Website and app data records
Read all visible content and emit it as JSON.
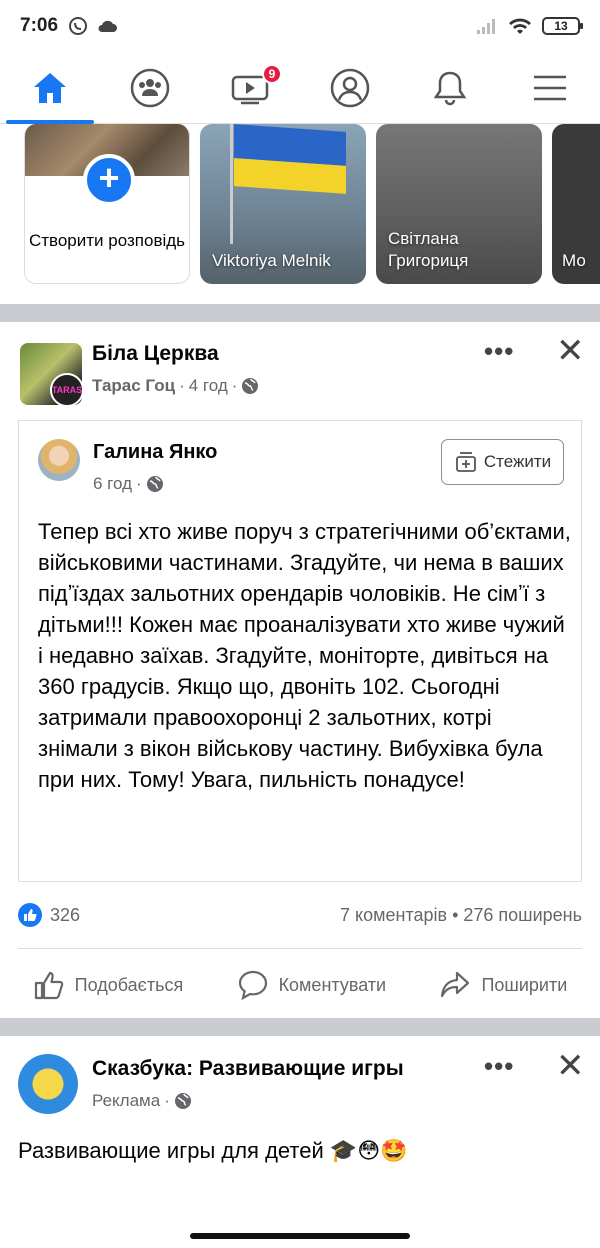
{
  "status_bar": {
    "time": "7:06",
    "battery": "13"
  },
  "nav": {
    "video_badge": "9",
    "items": [
      {
        "name": "home-icon",
        "active": true
      },
      {
        "name": "groups-icon",
        "active": false
      },
      {
        "name": "watch-icon",
        "active": false
      },
      {
        "name": "profile-icon",
        "active": false
      },
      {
        "name": "notifications-icon",
        "active": false
      },
      {
        "name": "menu-icon",
        "active": false
      }
    ]
  },
  "stories": {
    "create_label": "Створити розповідь",
    "items": [
      {
        "name": "Viktoriya Melnik"
      },
      {
        "name": "Світлана Григориця"
      },
      {
        "name": "Мо"
      }
    ]
  },
  "post": {
    "group": "Біла Церква",
    "author": "Тарас Гоц",
    "time": "4 год",
    "shared": {
      "author": "Галина Янко",
      "time": "6 год",
      "follow_label": "Стежити",
      "text": "Тепер всі хто живе поруч з стратегічними об’єктами, військовими частинами. Згадуйте, чи нема в ваших підʼїздах зальотних орендарів чоловіків. Не сімʼї з дітьми!!! Кожен має проаналізувати хто живе чужий і недавно заїхав. Згадуйте, моніторте, дивіться на 360 градусів. Якщо що, двоніть 102. Сьогодні затримали правоохоронці 2 зальотних, котрі знімали з вікон військову частину. Вибухівка була при них. Тому! Увага, пильність понадусе!"
    },
    "reactions_count": "326",
    "comments_shares": "7 коментарів • 276 поширень",
    "actions": {
      "like": "Подобається",
      "comment": "Коментувати",
      "share": "Поширити"
    }
  },
  "ad": {
    "title": "Сказбука: Развивающие игры",
    "label": "Реклама",
    "text": "Развивающие игры для детей 🎓😳🤩"
  },
  "colors": {
    "accent": "#1877f2",
    "badge": "#e41e3f",
    "divider": "#c9ccd1"
  }
}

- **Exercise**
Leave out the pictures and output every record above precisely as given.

- **Solution to the problem**
Read all visible content and emit it as JSON.
{
  "status_bar": {
    "time": "7:06",
    "battery": "13"
  },
  "nav": {
    "video_badge": "9",
    "items": [
      {
        "name": "home-icon",
        "active": true
      },
      {
        "name": "groups-icon",
        "active": false
      },
      {
        "name": "watch-icon",
        "active": false
      },
      {
        "name": "profile-icon",
        "active": false
      },
      {
        "name": "notifications-icon",
        "active": false
      },
      {
        "name": "menu-icon",
        "active": false
      }
    ]
  },
  "stories": {
    "create_label": "Створити розповідь",
    "items": [
      {
        "name": "Viktoriya Melnik"
      },
      {
        "name": "Світлана Григориця"
      },
      {
        "name": "Мо"
      }
    ]
  },
  "post": {
    "group": "Біла Церква",
    "author": "Тарас Гоц",
    "time": "4 год",
    "shared": {
      "author": "Галина Янко",
      "time": "6 год",
      "follow_label": "Стежити",
      "text": "Тепер всі хто живе поруч з стратегічними об’єктами, військовими частинами. Згадуйте, чи нема в ваших підʼїздах зальотних орендарів чоловіків. Не сімʼї з дітьми!!! Кожен має проаналізувати хто живе чужий і недавно заїхав. Згадуйте, моніторте, дивіться на 360 градусів. Якщо що, двоніть 102. Сьогодні затримали правоохоронці 2 зальотних, котрі знімали з вікон військову частину. Вибухівка була при них. Тому! Увага, пильність понадусе!"
    },
    "reactions_count": "326",
    "comments_shares": "7 коментарів • 276 поширень",
    "actions": {
      "like": "Подобається",
      "comment": "Коментувати",
      "share": "Поширити"
    }
  },
  "ad": {
    "title": "Сказбука: Развивающие игры",
    "label": "Реклама",
    "text": "Развивающие игры для детей 🎓😳🤩"
  },
  "colors": {
    "accent": "#1877f2",
    "badge": "#e41e3f",
    "divider": "#c9ccd1"
  }
}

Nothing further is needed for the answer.